**Prompt**. I need the records below retyped exactly.

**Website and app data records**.
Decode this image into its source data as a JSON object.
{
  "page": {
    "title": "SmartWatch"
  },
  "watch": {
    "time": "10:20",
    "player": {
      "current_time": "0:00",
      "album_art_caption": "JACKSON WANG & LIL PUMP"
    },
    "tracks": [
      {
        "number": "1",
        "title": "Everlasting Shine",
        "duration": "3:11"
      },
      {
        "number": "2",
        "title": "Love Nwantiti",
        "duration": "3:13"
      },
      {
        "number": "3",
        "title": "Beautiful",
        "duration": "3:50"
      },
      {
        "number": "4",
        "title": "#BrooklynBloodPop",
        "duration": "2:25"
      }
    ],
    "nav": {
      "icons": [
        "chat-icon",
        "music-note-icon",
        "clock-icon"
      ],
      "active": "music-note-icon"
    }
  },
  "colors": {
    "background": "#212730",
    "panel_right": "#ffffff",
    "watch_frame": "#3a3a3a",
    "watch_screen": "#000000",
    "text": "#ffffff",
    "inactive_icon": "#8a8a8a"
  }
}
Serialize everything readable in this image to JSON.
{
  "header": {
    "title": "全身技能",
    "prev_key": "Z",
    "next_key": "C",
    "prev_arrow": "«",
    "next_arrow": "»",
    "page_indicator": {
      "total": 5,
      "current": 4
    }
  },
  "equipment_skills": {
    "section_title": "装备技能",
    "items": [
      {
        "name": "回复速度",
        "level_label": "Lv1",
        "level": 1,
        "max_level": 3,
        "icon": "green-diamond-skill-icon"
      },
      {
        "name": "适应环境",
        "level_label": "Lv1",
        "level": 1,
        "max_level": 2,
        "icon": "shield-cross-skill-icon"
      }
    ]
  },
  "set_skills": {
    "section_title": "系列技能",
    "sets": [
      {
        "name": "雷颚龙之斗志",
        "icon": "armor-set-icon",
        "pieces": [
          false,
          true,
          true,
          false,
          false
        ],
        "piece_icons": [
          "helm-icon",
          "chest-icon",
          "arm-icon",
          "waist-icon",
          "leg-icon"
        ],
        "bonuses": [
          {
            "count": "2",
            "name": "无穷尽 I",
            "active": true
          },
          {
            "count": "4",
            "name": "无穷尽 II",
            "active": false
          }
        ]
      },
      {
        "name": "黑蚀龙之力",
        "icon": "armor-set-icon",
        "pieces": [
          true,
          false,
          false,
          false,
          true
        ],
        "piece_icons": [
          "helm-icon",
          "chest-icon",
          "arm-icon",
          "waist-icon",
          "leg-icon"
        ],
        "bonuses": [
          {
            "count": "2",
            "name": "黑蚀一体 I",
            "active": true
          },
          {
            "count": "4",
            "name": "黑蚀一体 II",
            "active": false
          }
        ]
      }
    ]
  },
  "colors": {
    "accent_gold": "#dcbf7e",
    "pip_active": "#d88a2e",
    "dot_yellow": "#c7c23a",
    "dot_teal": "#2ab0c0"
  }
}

**Written answer**.
Decode this image into its source data as a JSON object.
{
  "page": {
    "title": "SmartWatch"
  },
  "watch": {
    "time": "10:20",
    "player": {
      "current_time": "0:00",
      "album_art_caption": "JACKSON WANG & LIL PUMP"
    },
    "tracks": [
      {
        "number": "1",
        "title": "Everlasting Shine",
        "duration": "3:11"
      },
      {
        "number": "2",
        "title": "Love Nwantiti",
        "duration": "3:13"
      },
      {
        "number": "3",
        "title": "Beautiful",
        "duration": "3:50"
      },
      {
        "number": "4",
        "title": "#BrooklynBloodPop",
        "duration": "2:25"
      }
    ],
    "nav": {
      "icons": [
        "chat-icon",
        "music-note-icon",
        "clock-icon"
      ],
      "active": "music-note-icon"
    }
  },
  "colors": {
    "background": "#212730",
    "panel_right": "#ffffff",
    "watch_frame": "#3a3a3a",
    "watch_screen": "#000000",
    "text": "#ffffff",
    "inactive_icon": "#8a8a8a"
  }
}
Serialize everything readable in this image to JSON.
{
  "header": {
    "title": "全身技能",
    "prev_key": "Z",
    "next_key": "C",
    "prev_arrow": "«",
    "next_arrow": "»",
    "page_indicator": {
      "total": 5,
      "current": 4
    }
  },
  "equipment_skills": {
    "section_title": "装备技能",
    "items": [
      {
        "name": "回复速度",
        "level_label": "Lv1",
        "level": 1,
        "max_level": 3,
        "icon": "green-diamond-skill-icon"
      },
      {
        "name": "适应环境",
        "level_label": "Lv1",
        "level": 1,
        "max_level": 2,
        "icon": "shield-cross-skill-icon"
      }
    ]
  },
  "set_skills": {
    "section_title": "系列技能",
    "sets": [
      {
        "name": "雷颚龙之斗志",
        "icon": "armor-set-icon",
        "pieces": [
          false,
          true,
          true,
          false,
          false
        ],
        "piece_icons": [
          "helm-icon",
          "chest-icon",
          "arm-icon",
          "waist-icon",
          "leg-icon"
        ],
        "bonuses": [
          {
            "count": "2",
            "name": "无穷尽 I",
            "active": true
          },
          {
            "count": "4",
            "name": "无穷尽 II",
            "active": false
          }
        ]
      },
      {
        "name": "黑蚀龙之力",
        "icon": "armor-set-icon",
        "pieces": [
          true,
          false,
          false,
          false,
          true
        ],
        "piece_icons": [
          "helm-icon",
          "chest-icon",
          "arm-icon",
          "waist-icon",
          "leg-icon"
        ],
        "bonuses": [
          {
            "count": "2",
            "name": "黑蚀一体 I",
            "active": true
          },
          {
            "count": "4",
            "name": "黑蚀一体 II",
            "active": false
          }
        ]
      }
    ]
  },
  "colors": {
    "accent_gold": "#dcbf7e",
    "pip_active": "#d88a2e",
    "dot_yellow": "#c7c23a",
    "dot_teal": "#2ab0c0"
  }
}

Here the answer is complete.